A few months ago in Georgia, dozens of anti-abortion billboards were placed in low-income neighborhoods with messages suggesting abortion is a racist conspiracy to kill or enslave women of color. The billboards, with slogans like “black children are an endangered species,” were paid for by Georgia Right to Life and the Radiance Foundation, a organization dedicated to promoting this conspiracy myth.
These racial arguments may seem like a recent phenomenon, but, from the beginning, the anti-choice movement has drawn on the American legacy of racism and slavery to frame its position.
The modern anti-abortion movement in the U.S. began in the wake of the civil rights movement and its purposeful remembrance of the nation’s odious history of slavery. The 1960s and 70s then witnessed the birth of African American studies as an academic discipline, the inclusion of African American literature in school curricula, and the success of Alex Haley’s Roots. Anti-abortion activists jumped on the zeitgeist bandwagon, comparing abortion to slavery in order to sell their crusade as a moral absolute on which there could be no compromise.
For example, in 1976, journalist William F. Buckley wrote, “One hundred years from now Americans will look back in horror at our abortion clinics, even as we look back now in horror at the slave markets.” That same year, Dr. Jack Willke, founder of the National Right to Life Committee, compared Roe v. Wade to the 1857 decision in Dred Scott v. Sanford in his book Slavery and Abortion: History Repeats. This argument continues to resurface even as recently as January of this year, when Rick Santorum argued on Fox News that Roe denies fetuses “personhood” the same way Dred Scott denied African Americans “personhood.”
The slavery analogy is as dangerous as it is wrong. By equating abortion with slavery, anti-abortionists can argue that the pro-choice rationale (that those who want abortions should be able to get them, and those opposed can abstain) is just as bad as Stephen Douglas’ 1854 doctrine of popular sovereignty, which would allow each new American territory to “choose” its own slavery policy. Christian civil rights activist William Sloane Coffin put it this way: “It’s a cop-out to say that abortion is a sin but not a crime. That’s like saying slavery is a sin but not a crime, that I personally wouldn’t own slaves but I defend the right of others to choose differently.”
The problem here is that the slavery analogy only makes sense if you believe having an abortion is somehow equivalent to owning a human being. (It isn’t.)
Anti-abortion activists continue to use the slavery analogy, though, because they know that in the 21st century almost everyone will agree, in no uncertain terms, that enslaving another is morally wrong. And they believe that fetuses or embryos are “people” deserving legal rights and protections.

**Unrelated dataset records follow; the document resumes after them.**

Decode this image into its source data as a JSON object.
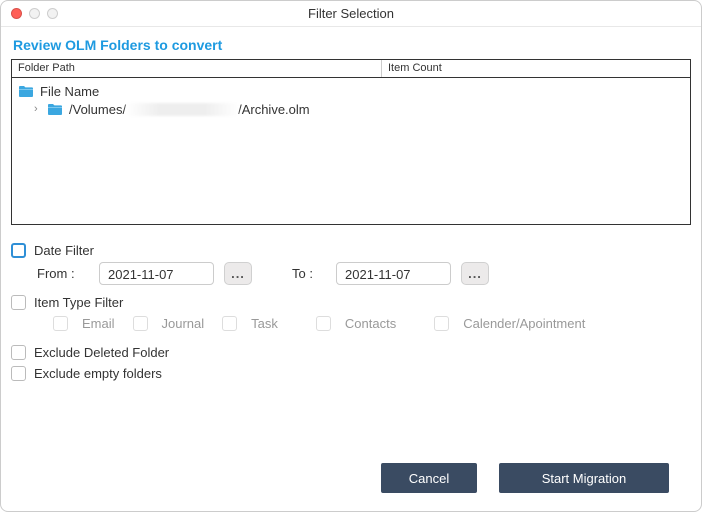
{
  "window": {
    "title": "Filter Selection"
  },
  "section_title": "Review OLM Folders to convert",
  "tree": {
    "headers": {
      "path": "Folder Path",
      "count": "Item Count"
    },
    "root_label": "File Name",
    "item": {
      "prefix": "/Volumes/",
      "suffix": "/Archive.olm"
    }
  },
  "filters": {
    "date_filter_label": "Date Filter",
    "from_label": "From :",
    "to_label": "To :",
    "from_value": "2021-11-07",
    "to_value": "2021-11-07",
    "picker_glyph": "...",
    "item_type_label": "Item Type Filter",
    "types": {
      "email": "Email",
      "journal": "Journal",
      "task": "Task",
      "contacts": "Contacts",
      "calendar": "Calender/Apointment"
    },
    "exclude_deleted": "Exclude Deleted Folder",
    "exclude_empty": "Exclude empty folders"
  },
  "buttons": {
    "cancel": "Cancel",
    "start": "Start Migration"
  }
}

The anti-abortion movement uses carefully chosen words like “the unborn” to encourage this way of thinking. It also cites scientific evidence to demonstrate “personhood” in utero. Of course much of it is pseudo-science, or outright lies. For example, a recent wave of anti-abortion legislation was based on claims that a fetus can feel pain at 20 weeks, despite consensus within the medical community that this just isn’t true.
Does life begin at conception? Birth? The first heartbeat? When a fetus is capable of survival outside the womb? Even if we answer the question of when life begins, we still wouldn’t be able to answer the metaphysical question of when a fetus or embryo becomes a “person” whose rights equal those of the woman carrying it.
The slavery analogy makes much more sense as an argument for choice, not against it. Slavery is about losing one’s freedom and personal autonomy over one’s body and life. As Margaret Sanger, founder of Planned Parenthood, so eloquently put it: “No woman can call herself free who does not own and control her body. No woman can call herself free until she can choose consciously whether she will or will not be a mother.”
In addition, laws prohibiting or restricting access to abortion treat women as chattel, enslaving them physically by controlling their bodies and ideologically by subjecting them to the tyranny of an imposed morality.
Currently, pregnant women confront increasing threats to their freedom to control their own bodies–especially those in the low-income communities targeted by racialized anti-abortion propaganda. Women in these communities already face countless barriers to accessing regular health care, health education and contraception–barriers that will only multiply as a result of the recent barrage of bills to cut Medicaid and further restrict abortion access throughout the country.
We must turn the anti-abortion movement’s use of the slavery analogy on its head. Let’s remind the world that even though we may never agree about the personhood or rights of the “unborn,” the personhood and rights of living women are indisputable.